◆ **RECORDS FOR THE EXERCISE**:
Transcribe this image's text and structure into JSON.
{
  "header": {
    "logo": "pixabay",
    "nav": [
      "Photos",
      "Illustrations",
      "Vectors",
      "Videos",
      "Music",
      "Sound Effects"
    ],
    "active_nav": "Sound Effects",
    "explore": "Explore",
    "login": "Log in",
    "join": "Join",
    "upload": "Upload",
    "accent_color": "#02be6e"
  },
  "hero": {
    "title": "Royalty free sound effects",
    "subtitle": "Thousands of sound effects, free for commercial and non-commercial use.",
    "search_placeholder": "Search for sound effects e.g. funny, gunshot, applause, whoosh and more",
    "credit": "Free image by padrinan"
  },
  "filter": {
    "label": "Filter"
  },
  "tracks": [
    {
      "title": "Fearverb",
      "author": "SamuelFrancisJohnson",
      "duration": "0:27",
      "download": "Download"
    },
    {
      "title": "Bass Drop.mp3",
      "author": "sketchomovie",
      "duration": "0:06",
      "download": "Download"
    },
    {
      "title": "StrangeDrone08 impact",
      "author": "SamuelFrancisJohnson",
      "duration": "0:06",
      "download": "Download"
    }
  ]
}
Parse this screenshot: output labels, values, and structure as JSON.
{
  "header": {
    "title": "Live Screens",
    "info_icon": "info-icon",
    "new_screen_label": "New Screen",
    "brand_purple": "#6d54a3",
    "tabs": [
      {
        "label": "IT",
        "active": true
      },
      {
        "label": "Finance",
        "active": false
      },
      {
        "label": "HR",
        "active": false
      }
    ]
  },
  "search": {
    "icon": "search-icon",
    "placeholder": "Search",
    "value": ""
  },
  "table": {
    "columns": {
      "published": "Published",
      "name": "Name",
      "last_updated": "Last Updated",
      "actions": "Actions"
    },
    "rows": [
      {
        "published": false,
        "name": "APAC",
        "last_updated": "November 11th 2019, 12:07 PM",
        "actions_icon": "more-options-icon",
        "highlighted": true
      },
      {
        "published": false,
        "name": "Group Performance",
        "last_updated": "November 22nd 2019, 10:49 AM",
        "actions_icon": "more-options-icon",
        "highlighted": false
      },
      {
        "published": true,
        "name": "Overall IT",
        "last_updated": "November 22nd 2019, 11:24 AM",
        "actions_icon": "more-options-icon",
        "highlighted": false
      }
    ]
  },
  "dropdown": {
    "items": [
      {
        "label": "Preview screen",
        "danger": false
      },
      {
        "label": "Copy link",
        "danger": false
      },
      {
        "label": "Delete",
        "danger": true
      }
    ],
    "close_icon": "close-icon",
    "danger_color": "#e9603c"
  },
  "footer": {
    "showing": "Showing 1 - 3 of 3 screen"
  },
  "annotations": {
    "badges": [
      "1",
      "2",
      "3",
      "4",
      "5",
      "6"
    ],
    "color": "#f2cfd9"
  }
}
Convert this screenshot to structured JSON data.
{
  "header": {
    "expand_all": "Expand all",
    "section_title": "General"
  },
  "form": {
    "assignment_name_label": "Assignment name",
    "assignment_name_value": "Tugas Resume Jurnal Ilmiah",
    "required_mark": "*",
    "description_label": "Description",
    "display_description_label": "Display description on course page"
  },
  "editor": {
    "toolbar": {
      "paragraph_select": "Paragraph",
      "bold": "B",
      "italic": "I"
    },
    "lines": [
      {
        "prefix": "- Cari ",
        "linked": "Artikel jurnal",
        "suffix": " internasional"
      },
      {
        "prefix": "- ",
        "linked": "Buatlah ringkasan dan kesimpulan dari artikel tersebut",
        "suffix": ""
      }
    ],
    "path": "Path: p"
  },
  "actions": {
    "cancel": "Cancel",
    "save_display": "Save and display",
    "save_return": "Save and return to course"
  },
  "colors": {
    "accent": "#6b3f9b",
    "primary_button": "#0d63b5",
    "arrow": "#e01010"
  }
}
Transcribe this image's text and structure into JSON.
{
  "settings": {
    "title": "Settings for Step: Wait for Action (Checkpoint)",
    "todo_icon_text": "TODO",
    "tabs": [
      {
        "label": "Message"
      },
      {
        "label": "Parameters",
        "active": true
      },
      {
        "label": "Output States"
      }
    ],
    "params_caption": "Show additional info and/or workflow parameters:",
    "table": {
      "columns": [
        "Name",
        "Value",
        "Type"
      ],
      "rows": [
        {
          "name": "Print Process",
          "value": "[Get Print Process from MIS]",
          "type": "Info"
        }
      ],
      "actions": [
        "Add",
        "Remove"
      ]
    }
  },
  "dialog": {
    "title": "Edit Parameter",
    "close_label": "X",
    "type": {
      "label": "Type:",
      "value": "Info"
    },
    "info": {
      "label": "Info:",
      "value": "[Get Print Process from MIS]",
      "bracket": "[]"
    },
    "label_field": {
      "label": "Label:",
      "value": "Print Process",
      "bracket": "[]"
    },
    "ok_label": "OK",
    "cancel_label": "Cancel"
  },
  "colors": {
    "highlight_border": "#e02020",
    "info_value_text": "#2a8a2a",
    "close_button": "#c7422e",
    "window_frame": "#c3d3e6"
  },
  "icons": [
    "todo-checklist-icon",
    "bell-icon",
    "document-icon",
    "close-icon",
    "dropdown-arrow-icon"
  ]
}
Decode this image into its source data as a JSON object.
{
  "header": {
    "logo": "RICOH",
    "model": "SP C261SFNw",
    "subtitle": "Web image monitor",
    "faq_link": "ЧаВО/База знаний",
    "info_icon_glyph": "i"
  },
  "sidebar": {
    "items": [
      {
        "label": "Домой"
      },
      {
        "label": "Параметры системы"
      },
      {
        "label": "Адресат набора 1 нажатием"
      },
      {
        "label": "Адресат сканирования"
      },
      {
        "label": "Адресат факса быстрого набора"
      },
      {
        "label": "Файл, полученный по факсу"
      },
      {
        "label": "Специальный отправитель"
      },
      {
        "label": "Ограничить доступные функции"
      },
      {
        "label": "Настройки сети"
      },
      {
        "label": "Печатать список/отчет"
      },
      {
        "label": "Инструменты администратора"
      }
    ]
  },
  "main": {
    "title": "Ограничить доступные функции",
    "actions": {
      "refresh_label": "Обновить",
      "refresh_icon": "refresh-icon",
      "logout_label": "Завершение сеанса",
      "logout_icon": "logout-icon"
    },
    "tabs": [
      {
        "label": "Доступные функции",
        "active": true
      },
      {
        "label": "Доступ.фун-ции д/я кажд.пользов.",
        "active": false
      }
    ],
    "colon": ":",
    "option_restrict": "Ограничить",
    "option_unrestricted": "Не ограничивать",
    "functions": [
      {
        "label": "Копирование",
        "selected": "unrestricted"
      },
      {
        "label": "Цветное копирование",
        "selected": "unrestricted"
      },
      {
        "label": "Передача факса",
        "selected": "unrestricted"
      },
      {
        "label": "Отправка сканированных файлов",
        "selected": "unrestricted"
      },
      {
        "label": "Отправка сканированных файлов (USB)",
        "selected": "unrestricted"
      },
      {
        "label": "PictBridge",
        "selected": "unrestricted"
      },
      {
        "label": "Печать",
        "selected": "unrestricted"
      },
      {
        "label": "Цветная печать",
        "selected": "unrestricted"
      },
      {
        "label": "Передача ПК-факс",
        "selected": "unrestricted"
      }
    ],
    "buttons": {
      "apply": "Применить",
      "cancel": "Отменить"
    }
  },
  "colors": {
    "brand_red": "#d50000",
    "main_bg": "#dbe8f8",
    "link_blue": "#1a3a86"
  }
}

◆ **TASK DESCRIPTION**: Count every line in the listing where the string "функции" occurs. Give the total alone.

◆ **SOLUTION TO THIS TASK**: 3